     ## optional. Instruct cpanmodules script to not show the entries when
     ## viewing the list. This is sometimes convenient when the description
     ## already mentions all the entries.
     #'' => 0,


Each entry is another DefHash:

 # an example module entry
     module => 'Data::Dump',
     summary => 'Pretty output',
     description => <<'_',
 Data::Dump is my favorite dumping module because it outputs Perl code that
 is pretty and readable.

     # rating => 10, # optional, on a 1-10 scale

     # alternate_modules => [...], # if you are reviewing an undesirable module and want to suggest better alternative(s)

     # related_modules => ['Data::Dump::Color', 'Data::Dumper'], # if you want to specify related modules that are not listed on the other entries of the same list

     ## specify which features this entry supports/doesn't support. this can be
     ## used to generate feature comparison matrix. see
     ## Acme::CPANModulesUtil::FeatureMatrix.
     # features => {
     #     feature1 => 1,
     #     feature2 => 0,
     #     feature4 => {value=>0, summary=>'Irrelevant because foo bar'},
     #     ...
     # },

     ## specify Bencher scenario participant's properties; "bench_" prefix will
     ## be removed when creating participant record.
     # bench_code => sub { ... }, # or
     # bench_code_template => 'Data::Dump::dump(<data>)',
     # ...

     # list what functions are in the module. currently this is mainly used for
     # specifying benchmark instructions for the functions.
     functions => {
         func1 => {
             bench_code_template => 'Data::Dump::dump([])',


That's it. After you have completed your list, publish your Acme::CPANModules module to CPAN.

Here's a sample of one of the simplest $LIST you can have:

 $LIST = {
     summary => 'Modules that predict the future',
     entries => [

Here's another, more expanded sample:

 $LIST = {
     summary => 'Modules that predict the future',
     description => <<'_',

This list catalogs modules that predict the future. Yes, the future is unpredictable. But we can try anyway, right?

_ entries => [ { module => 'Zorb', summary => 'Contact the API for the strange crystal Zorb', description => <<'_',

This module is an API client to Zorb, a strange crystal that supposedly fell from the sky in 2017 near Ozark, that can change color depending on what you feed to it. The API connects to Zorb API server managed by Crooks, Inc.

_ }, { module => 'Madame::Zita', summary => 'Ask Madame Zita the fortune teller', }, ], };

For more examples, see existing Acme::CPANModules::* modules on CPAN.

If you are using Dist::Zilla to release your distribution, this Pod::Weaver plugin might be useful for you: Pod::Weaver::Plugin::Acme::CPANModules. It will create an =head2 Included modules section which is POD rendering of your module list so users reading your module's documentation can immediately read your list.
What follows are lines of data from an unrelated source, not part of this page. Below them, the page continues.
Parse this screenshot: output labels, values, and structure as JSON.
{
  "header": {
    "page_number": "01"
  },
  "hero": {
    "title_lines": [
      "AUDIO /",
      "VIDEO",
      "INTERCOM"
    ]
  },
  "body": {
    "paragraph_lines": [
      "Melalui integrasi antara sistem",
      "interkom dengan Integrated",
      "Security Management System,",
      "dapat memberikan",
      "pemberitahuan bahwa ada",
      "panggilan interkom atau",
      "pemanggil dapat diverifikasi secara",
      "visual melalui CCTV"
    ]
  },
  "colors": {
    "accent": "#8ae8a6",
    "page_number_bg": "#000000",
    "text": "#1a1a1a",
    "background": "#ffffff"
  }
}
You can install the cpanmodules CLI script (from the App::cpanmodules distribution). It can list installed Acme::CPANModules modules and view list entries. To install all modules listed on an Acme::CPANModules module, you can do something like:

 % cpanmodules ls-entries Org | cpanm -n

Putting similar/related modules together in an Acme::CPANModules can also help the lcpan script find related modules (lcpan related-mods). See the lcpan documentation or lcpan related-mods --help for more details.

As mentioned earlier, a website/online service that collects and indexes all Acme::CPANModules modules on CPAN is coming in the future. Meanwhile, there's MetaCPAN.


Please visit the project's homepage at


Source repository is at


Please report any bugs or feature requests on the bugtracker website

When submitting a bug or request, please include a test-file or a patch to an existing test-file that illustrates the bug or desired feature.


Acme::CPANModules::* modules

cpanmodules from App::cpanmodules


For categorizing CPAN authors, there are also the Acme::CPANAuthors project, complete with its own website.


perlancar <>


This software is copyright (c) 2021, 2019, 2018 by

This is free software; you can redistribute it and/or modify it under the same terms as the Perl 5 programming language system itself.